Pennsylvania residents who are not guilty of any cannabis-related offenses may be eligible for a second chance. This is an encouraging sign that relief will soon come.

On Jan. 12, Gov. Tom Wolf issued 369 more pardons to bring his total to 2,540. Nearly 400 pardons were given under an expedited process to review nonviolent cannabis-related charges.

“I have taken this process very seriously—reviewing and giving careful thought to each and every one of these 2,540 pardons and the lives they will impact. Every single one of the Pennsylvanians who made it through the process truly deserves their second chance, and it’s been my honor to grant it,” said Gov. Wolf. 
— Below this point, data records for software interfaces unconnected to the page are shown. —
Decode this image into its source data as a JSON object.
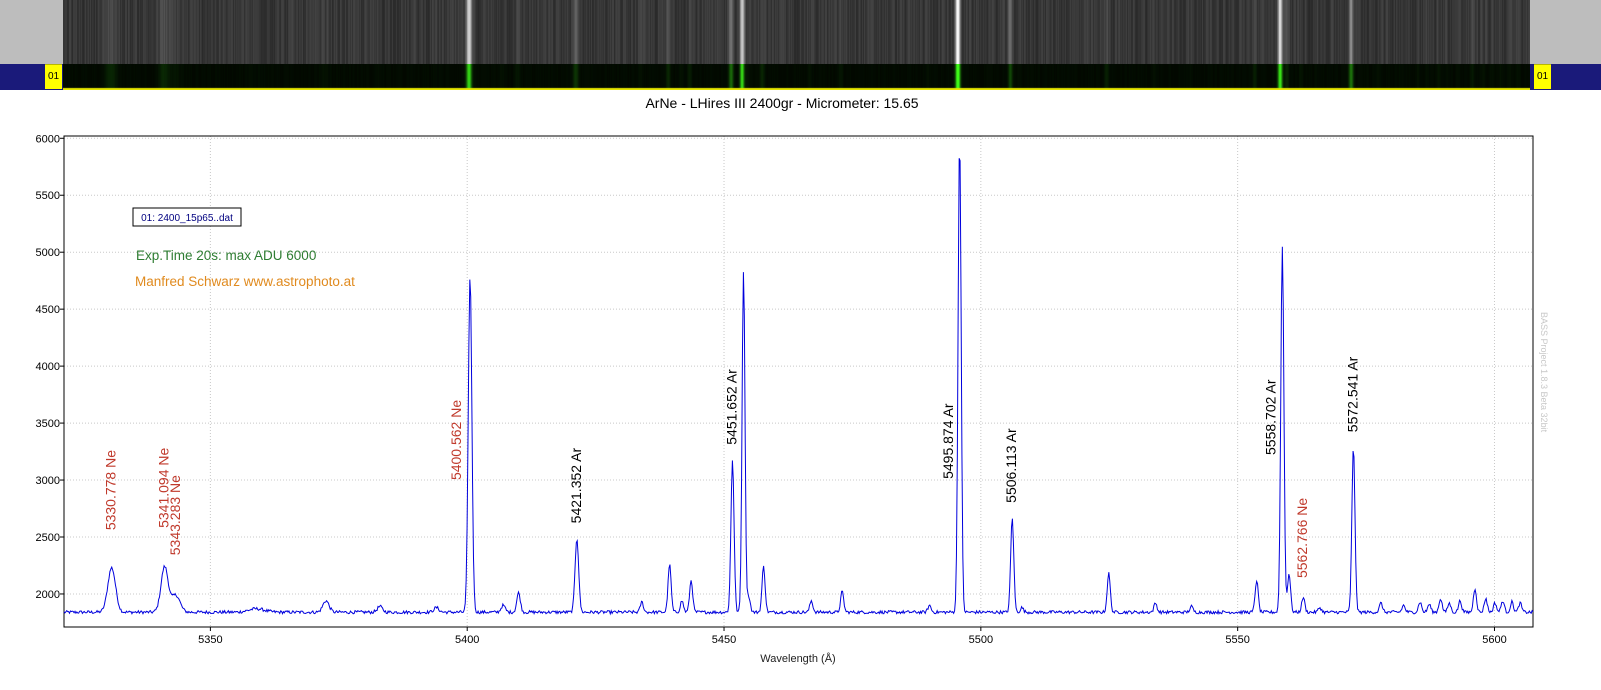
{
  "strip": {
    "left_tag": "01",
    "right_tag": "01"
  },
  "chart_data": {
    "type": "line",
    "title": "ArNe - LHires III 2400gr - Micrometer: 15.65",
    "xlabel": "Wavelength (Å)",
    "ylabel": "",
    "xlim": [
      5321.5,
      5607.5
    ],
    "ylim": [
      1710,
      6020
    ],
    "xticks": [
      5350,
      5400,
      5450,
      5500,
      5550,
      5600
    ],
    "yticks": [
      2000,
      2500,
      3000,
      3500,
      4000,
      4500,
      5000,
      5500,
      6000
    ],
    "grid": true,
    "baseline": 1840,
    "legend": {
      "label": "01: 2400_15p65..dat",
      "position": "top-left"
    },
    "notes": [
      {
        "text": "Exp.Time 20s: max ADU 6000",
        "color": "#2e7d32"
      },
      {
        "text": "Manfred Schwarz www.astrophoto.at",
        "color": "#e08a1e"
      }
    ],
    "watermark": "BASS Project 1.8.3 Beta 32bit",
    "line_color": "#0000dd",
    "peaks": [
      [
        5330.78,
        2230,
        0.75
      ],
      [
        5341.09,
        2240,
        0.7
      ],
      [
        5343.28,
        1990,
        0.8
      ],
      [
        5359.0,
        1870,
        1.5
      ],
      [
        5372.5,
        1940,
        0.6
      ],
      [
        5383.0,
        1890,
        0.5
      ],
      [
        5394.0,
        1880,
        0.5
      ],
      [
        5400.56,
        4790,
        0.35
      ],
      [
        5407.0,
        1900,
        0.4
      ],
      [
        5410.0,
        2010,
        0.35
      ],
      [
        5421.35,
        2490,
        0.35
      ],
      [
        5434.0,
        1930,
        0.3
      ],
      [
        5439.4,
        2260,
        0.3
      ],
      [
        5441.8,
        1940,
        0.3
      ],
      [
        5443.6,
        2120,
        0.3
      ],
      [
        5451.65,
        3180,
        0.3
      ],
      [
        5453.8,
        4850,
        0.28
      ],
      [
        5454.8,
        1980,
        0.3
      ],
      [
        5457.7,
        2240,
        0.3
      ],
      [
        5467.0,
        1940,
        0.3
      ],
      [
        5473.0,
        2020,
        0.3
      ],
      [
        5490.0,
        1900,
        0.3
      ],
      [
        5495.87,
        6000,
        0.3
      ],
      [
        5506.11,
        2670,
        0.3
      ],
      [
        5508.0,
        1880,
        0.3
      ],
      [
        5524.9,
        2180,
        0.3
      ],
      [
        5534.0,
        1920,
        0.3
      ],
      [
        5541.0,
        1890,
        0.3
      ],
      [
        5553.7,
        2120,
        0.3
      ],
      [
        5558.7,
        5050,
        0.3
      ],
      [
        5560.0,
        2180,
        0.3
      ],
      [
        5562.77,
        1970,
        0.3
      ],
      [
        5566.0,
        1880,
        0.3
      ],
      [
        5572.54,
        3290,
        0.3
      ],
      [
        5577.9,
        1920,
        0.3
      ],
      [
        5582.3,
        1900,
        0.3
      ],
      [
        5585.5,
        1930,
        0.3
      ],
      [
        5587.3,
        1910,
        0.3
      ],
      [
        5589.5,
        1960,
        0.3
      ],
      [
        5591.2,
        1920,
        0.3
      ],
      [
        5593.3,
        1940,
        0.3
      ],
      [
        5596.2,
        2050,
        0.3
      ],
      [
        5598.3,
        1960,
        0.3
      ],
      [
        5600.1,
        1920,
        0.3
      ],
      [
        5601.6,
        1940,
        0.3
      ],
      [
        5603.4,
        1930,
        0.3
      ],
      [
        5605.0,
        1920,
        0.3
      ]
    ],
    "annotations": [
      {
        "text": "5330.778 Ne",
        "x": 5330.778,
        "y": 2560,
        "color": "#c0392b"
      },
      {
        "text": "5341.094 Ne",
        "x": 5341.094,
        "y": 2580,
        "color": "#c0392b"
      },
      {
        "text": "5343.283 Ne",
        "x": 5343.283,
        "y": 2340,
        "color": "#c0392b"
      },
      {
        "text": "5400.562 Ne",
        "x": 5398.0,
        "y": 3000,
        "color": "#c0392b"
      },
      {
        "text": "5421.352 Ar",
        "x": 5421.352,
        "y": 2620,
        "color": "#000000"
      },
      {
        "text": "5451.652 Ar",
        "x": 5451.652,
        "y": 3310,
        "color": "#000000"
      },
      {
        "text": "5495.874 Ar",
        "x": 5493.8,
        "y": 3010,
        "color": "#000000"
      },
      {
        "text": "5506.113 Ar",
        "x": 5506.113,
        "y": 2800,
        "color": "#000000"
      },
      {
        "text": "5558.702 Ar",
        "x": 5556.6,
        "y": 3220,
        "color": "#000000"
      },
      {
        "text": "5562.766 Ne",
        "x": 5562.766,
        "y": 2140,
        "color": "#c0392b"
      },
      {
        "text": "5572.541 Ar",
        "x": 5572.541,
        "y": 3420,
        "color": "#000000"
      }
    ]
  }
}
“A record prevents positive forward motion in a person’s life, and can spark a repetitive cycle of defeat. I firmly believe that with restored rights, pardoned Pennsylvanians prove themselves by stepping up and giving back to our communities.”

This 2,540 pardon is the largest ever granted by a Pennsylvania governor. The governor before Gov. Wolf, Gov. Ed Rendell was the record holder with 1,122 pardons.
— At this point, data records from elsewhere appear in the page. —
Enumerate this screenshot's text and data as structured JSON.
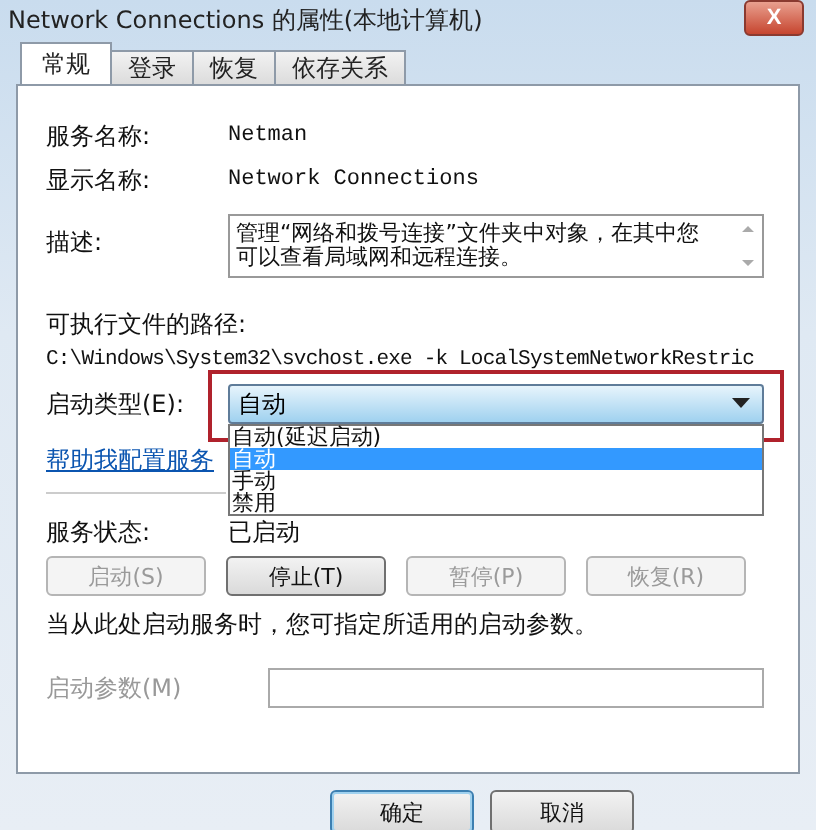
{
  "window": {
    "title": "Network Connections 的属性(本地计算机)",
    "close": "X"
  },
  "tabs": [
    {
      "label": "常规",
      "selected": true
    },
    {
      "label": "登录",
      "selected": false
    },
    {
      "label": "恢复",
      "selected": false
    },
    {
      "label": "依存关系",
      "selected": false
    }
  ],
  "fields": [
    {
      "label": "服务名称:",
      "value": "Netman"
    },
    {
      "label": "显示名称:",
      "value": "Network Connections"
    }
  ],
  "description": {
    "label": "描述:",
    "value": "管理“网络和拨号连接”文件夹中对象，在其中您可以查看局域网和远程连接。"
  },
  "path": {
    "label": "可执行文件的路径:",
    "value": "C:\\Windows\\System32\\svchost.exe -k LocalSystemNetworkRestric"
  },
  "startup_type": {
    "label": "启动类型(E):",
    "value": "自动",
    "highlighted": true,
    "expanded": true,
    "options": [
      {
        "label": "自动(延迟启动)",
        "selected": false
      },
      {
        "label": "自动",
        "selected": true
      },
      {
        "label": "手动",
        "selected": false
      },
      {
        "label": "禁用",
        "selected": false
      }
    ]
  },
  "help_link": "帮助我配置服务",
  "service_status": {
    "label": "服务状态:",
    "value": "已启动"
  },
  "service_buttons": [
    {
      "label": "启动(S)",
      "disabled": true
    },
    {
      "label": "停止(T)",
      "disabled": false
    },
    {
      "label": "暂停(P)",
      "disabled": true
    },
    {
      "label": "恢复(R)",
      "disabled": true
    }
  ],
  "hint": "当从此处启动服务时，您可指定所适用的启动参数。",
  "parameters": {
    "label": "启动参数(M)",
    "disabled": true
  },
  "dialog_buttons": [
    {
      "label": "确定",
      "default": true
    },
    {
      "label": "取消",
      "default": false
    }
  ]
}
Governor. Wolf’s pardons, 395 of those were part of the expedited review process for nonviolent cannabis-related offenses and 232 were a part of the PA Marijuana Pardon Project.

2019 saw the introduction of the Board of Pardons and Lieutenant Governor. John Fetterman approved the Expedited Review Program to Nonviolent Marijuana Related Offenses. This program is intended to accelerate the process of pardon applications for those with nonviolent cannabis possession and paraphernalia convictions. 

PA Marijuana Pardon Project (PA Marijuana Pardon Project) is a large-scale, one-off pardoning program for individuals convicted of certain minor and non-violent cannabis offenses. The Governor is the project’s leader. Wolf, former Lieutenant Governor. Fetterman was annouced on September 1, 2022. This provides a quicker way to the process.

“Nobody should be turned down for a job, housing, or volunteering at your child’s school because of some old nonviolent weed charge, especially given that most of us don’t even think this should be illegal,” Fetterman said at the time. Fetterman, who assumed office Jan. 3, is the U.S. Senator from Pennsylvania.

In legal terms, a pardon constitutes total forgiveness by the state for a ​criminal conviction, regardless of whether ​the sentence included time in prison, and allows for expungement of the related criminal record. Individuals seeking clemency can apply for a pardon at no cost. This change occurred during the Wolf Administration. Under the administration, the pardons process was modernized so that the application process is more streamlined, and the application fees are now waived. You can download the application online. The process doesn’t require you to be a lawyer.

A report released in 2020 by the Economy League of Greater Philadelphia—analyzing 10 years of pardons data—found that pardons contributed $16.5 million to Pennsylvania’s economy over the past decade at “no cost to anyone.”

After coming to terms with cannabis more recently, the governor supports it consistently over the years. In 2021 Gov. Tom Wolf reiterated his desire to abolish Pennsylvania’s pot prohibition. It’s a change in tune for Wolf, who in 2017 said that Pennsylvania wasn’t ready to legalize recreational pot use. Two of Pennsylvania’s neighbors, New Jersey and New York, helped push the state into adopting its own cannabis market.

Gov. Wolf was elected to two terms. The governor’s Priorities for Pennsylvania is helping to fuel Pennsylvania’s economic comeback, and the latest round of pardons is helping to further improve his image.